PROBLEM DETAILS: Each entry is to be output as written, so that none is missing.
** RECORDED INFORMATION follows **
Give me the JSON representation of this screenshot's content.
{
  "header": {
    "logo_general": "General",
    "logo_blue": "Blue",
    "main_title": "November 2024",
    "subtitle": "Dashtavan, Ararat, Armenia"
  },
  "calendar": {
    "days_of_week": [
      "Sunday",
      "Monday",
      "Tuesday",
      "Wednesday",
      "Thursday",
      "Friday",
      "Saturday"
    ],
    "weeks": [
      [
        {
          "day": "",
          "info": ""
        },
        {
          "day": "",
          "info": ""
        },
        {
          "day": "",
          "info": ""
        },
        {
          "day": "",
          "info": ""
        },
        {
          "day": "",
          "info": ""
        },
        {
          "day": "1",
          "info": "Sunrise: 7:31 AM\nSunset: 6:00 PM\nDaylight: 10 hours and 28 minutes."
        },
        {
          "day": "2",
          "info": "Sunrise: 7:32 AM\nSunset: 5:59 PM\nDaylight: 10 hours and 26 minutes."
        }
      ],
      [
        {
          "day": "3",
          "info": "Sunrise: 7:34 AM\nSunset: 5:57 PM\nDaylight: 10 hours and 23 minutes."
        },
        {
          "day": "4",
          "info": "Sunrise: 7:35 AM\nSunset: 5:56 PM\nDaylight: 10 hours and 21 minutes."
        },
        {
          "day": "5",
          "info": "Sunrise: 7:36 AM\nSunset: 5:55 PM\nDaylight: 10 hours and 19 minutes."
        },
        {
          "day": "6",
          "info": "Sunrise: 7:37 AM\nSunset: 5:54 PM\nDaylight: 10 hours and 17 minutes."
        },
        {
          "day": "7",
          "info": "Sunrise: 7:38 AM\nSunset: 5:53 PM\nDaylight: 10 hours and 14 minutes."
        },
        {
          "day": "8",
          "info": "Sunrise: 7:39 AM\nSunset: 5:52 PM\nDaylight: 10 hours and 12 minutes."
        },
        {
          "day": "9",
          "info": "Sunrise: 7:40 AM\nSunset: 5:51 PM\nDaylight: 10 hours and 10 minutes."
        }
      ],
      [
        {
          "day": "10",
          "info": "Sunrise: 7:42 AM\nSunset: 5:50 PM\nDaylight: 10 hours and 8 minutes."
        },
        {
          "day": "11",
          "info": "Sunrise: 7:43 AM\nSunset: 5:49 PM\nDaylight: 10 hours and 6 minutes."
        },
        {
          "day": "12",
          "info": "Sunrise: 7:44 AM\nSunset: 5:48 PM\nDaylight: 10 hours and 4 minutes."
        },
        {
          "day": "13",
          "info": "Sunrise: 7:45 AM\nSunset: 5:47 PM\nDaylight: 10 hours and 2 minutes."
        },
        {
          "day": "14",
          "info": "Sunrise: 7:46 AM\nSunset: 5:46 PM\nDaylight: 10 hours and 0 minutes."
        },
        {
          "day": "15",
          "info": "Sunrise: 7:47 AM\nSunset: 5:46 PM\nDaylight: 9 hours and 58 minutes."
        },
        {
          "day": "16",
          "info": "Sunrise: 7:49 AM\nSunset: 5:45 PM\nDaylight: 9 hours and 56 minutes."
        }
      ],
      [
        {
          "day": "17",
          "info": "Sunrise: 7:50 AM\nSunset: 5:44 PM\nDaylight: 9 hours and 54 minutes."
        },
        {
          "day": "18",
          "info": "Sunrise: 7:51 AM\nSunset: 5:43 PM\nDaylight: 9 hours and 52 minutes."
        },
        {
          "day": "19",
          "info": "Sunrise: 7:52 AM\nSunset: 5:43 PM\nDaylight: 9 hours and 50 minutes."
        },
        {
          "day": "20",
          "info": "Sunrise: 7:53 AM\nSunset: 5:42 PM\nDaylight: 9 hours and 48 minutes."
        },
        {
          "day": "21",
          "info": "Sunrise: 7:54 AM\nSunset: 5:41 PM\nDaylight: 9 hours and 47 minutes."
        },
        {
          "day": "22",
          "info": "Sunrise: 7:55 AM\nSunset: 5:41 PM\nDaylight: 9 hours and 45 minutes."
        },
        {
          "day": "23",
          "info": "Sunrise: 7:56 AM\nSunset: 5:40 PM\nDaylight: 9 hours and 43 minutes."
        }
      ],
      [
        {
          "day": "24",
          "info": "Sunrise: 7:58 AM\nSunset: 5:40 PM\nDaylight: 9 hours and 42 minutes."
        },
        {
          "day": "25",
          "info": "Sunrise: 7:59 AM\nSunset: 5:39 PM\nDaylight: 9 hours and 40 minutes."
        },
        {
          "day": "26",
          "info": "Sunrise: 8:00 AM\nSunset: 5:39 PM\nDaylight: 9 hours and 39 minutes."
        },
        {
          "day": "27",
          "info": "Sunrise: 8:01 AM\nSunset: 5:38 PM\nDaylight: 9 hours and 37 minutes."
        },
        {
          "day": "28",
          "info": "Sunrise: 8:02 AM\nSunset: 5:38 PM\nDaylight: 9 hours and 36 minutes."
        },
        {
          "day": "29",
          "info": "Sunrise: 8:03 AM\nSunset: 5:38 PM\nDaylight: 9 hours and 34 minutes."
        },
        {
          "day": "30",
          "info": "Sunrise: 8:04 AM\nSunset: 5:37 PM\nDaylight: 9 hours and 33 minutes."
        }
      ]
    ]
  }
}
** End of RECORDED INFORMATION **
RESPONSE AREA:
Give me the JSON representation of this screenshot's content.
{
  "header": {
    "logo_general": "General",
    "logo_blue": "Blue",
    "main_title": "November 2024",
    "subtitle": "Dashtavan, Ararat, Armenia"
  },
  "calendar": {
    "days_of_week": [
      "Sunday",
      "Monday",
      "Tuesday",
      "Wednesday",
      "Thursday",
      "Friday",
      "Saturday"
    ],
    "weeks": [
      [
        {
          "day": "",
          "info": ""
        },
        {
          "day": "",
          "info": ""
        },
        {
          "day": "",
          "info": ""
        },
        {
          "day": "",
          "info": ""
        },
        {
          "day": "",
          "info": ""
        },
        {
          "day": "1",
          "info": "Sunrise: 7:31 AM\nSunset: 6:00 PM\nDaylight: 10 hours and 28 minutes."
        },
        {
          "day": "2",
          "info": "Sunrise: 7:32 AM\nSunset: 5:59 PM\nDaylight: 10 hours and 26 minutes."
        }
      ],
      [
        {
          "day": "3",
          "info": "Sunrise: 7:34 AM\nSunset: 5:57 PM\nDaylight: 10 hours and 23 minutes."
        },
        {
          "day": "4",
          "info": "Sunrise: 7:35 AM\nSunset: 5:56 PM\nDaylight: 10 hours and 21 minutes."
        },
        {
          "day": "5",
          "info": "Sunrise: 7:36 AM\nSunset: 5:55 PM\nDaylight: 10 hours and 19 minutes."
        },
        {
          "day": "6",
          "info": "Sunrise: 7:37 AM\nSunset: 5:54 PM\nDaylight: 10 hours and 17 minutes."
        },
        {
          "day": "7",
          "info": "Sunrise: 7:38 AM\nSunset: 5:53 PM\nDaylight: 10 hours and 14 minutes."
        },
        {
          "day": "8",
          "info": "Sunrise: 7:39 AM\nSunset: 5:52 PM\nDaylight: 10 hours and 12 minutes."
        },
        {
          "day": "9",
          "info": "Sunrise: 7:40 AM\nSunset: 5:51 PM\nDaylight: 10 hours and 10 minutes."
        }
      ],
      [
        {
          "day": "10",
          "info": "Sunrise: 7:42 AM\nSunset: 5:50 PM\nDaylight: 10 hours and 8 minutes."
        },
        {
          "day": "11",
          "info": "Sunrise: 7:43 AM\nSunset: 5:49 PM\nDaylight: 10 hours and 6 minutes."
        },
        {
          "day": "12",
          "info": "Sunrise: 7:44 AM\nSunset: 5:48 PM\nDaylight: 10 hours and 4 minutes."
        },
        {
          "day": "13",
          "info": "Sunrise: 7:45 AM\nSunset: 5:47 PM\nDaylight: 10 hours and 2 minutes."
        },
        {
          "day": "14",
          "info": "Sunrise: 7:46 AM\nSunset: 5:46 PM\nDaylight: 10 hours and 0 minutes."
        },
        {
          "day": "15",
          "info": "Sunrise: 7:47 AM\nSunset: 5:46 PM\nDaylight: 9 hours and 58 minutes."
        },
        {
          "day": "16",
          "info": "Sunrise: 7:49 AM\nSunset: 5:45 PM\nDaylight: 9 hours and 56 minutes."
        }
      ],
      [
        {
          "day": "17",
          "info": "Sunrise: 7:50 AM\nSunset: 5:44 PM\nDaylight: 9 hours and 54 minutes."
        },
        {
          "day": "18",
          "info": "Sunrise: 7:51 AM\nSunset: 5:43 PM\nDaylight: 9 hours and 52 minutes."
        },
        {
          "day": "19",
          "info": "Sunrise: 7:52 AM\nSunset: 5:43 PM\nDaylight: 9 hours and 50 minutes."
        },
        {
          "day": "20",
          "info": "Sunrise: 7:53 AM\nSunset: 5:42 PM\nDaylight: 9 hours and 48 minutes."
        },
        {
          "day": "21",
          "info": "Sunrise: 7:54 AM\nSunset: 5:41 PM\nDaylight: 9 hours and 47 minutes."
        },
        {
          "day": "22",
          "info": "Sunrise: 7:55 AM\nSunset: 5:41 PM\nDaylight: 9 hours and 45 minutes."
        },
        {
          "day": "23",
          "info": "Sunrise: 7:56 AM\nSunset: 5:40 PM\nDaylight: 9 hours and 43 minutes."
        }
      ],
      [
        {
          "day": "24",
          "info": "Sunrise: 7:58 AM\nSunset: 5:40 PM\nDaylight: 9 hours and 42 minutes."
        },
        {
          "day": "25",
          "info": "Sunrise: 7:59 AM\nSunset: 5:39 PM\nDaylight: 9 hours and 40 minutes."
        },
        {
          "day": "26",
          "info": "Sunrise: 8:00 AM\nSunset: 5:39 PM\nDaylight: 9 hours and 39 minutes."
        },
        {
          "day": "27",
          "info": "Sunrise: 8:01 AM\nSunset: 5:38 PM\nDaylight: 9 hours and 37 minutes."
        },
        {
          "day": "28",
          "info": "Sunrise: 8:02 AM\nSunset: 5:38 PM\nDaylight: 9 hours and 36 minutes."
        },
        {
          "day": "29",
          "info": "Sunrise: 8:03 AM\nSunset: 5:38 PM\nDaylight: 9 hours and 34 minutes."
        },
        {
          "day": "30",
          "info": "Sunrise: 8:04 AM\nSunset: 5:37 PM\nDaylight: 9 hours and 33 minutes."
        }
      ]
    ]
  }
}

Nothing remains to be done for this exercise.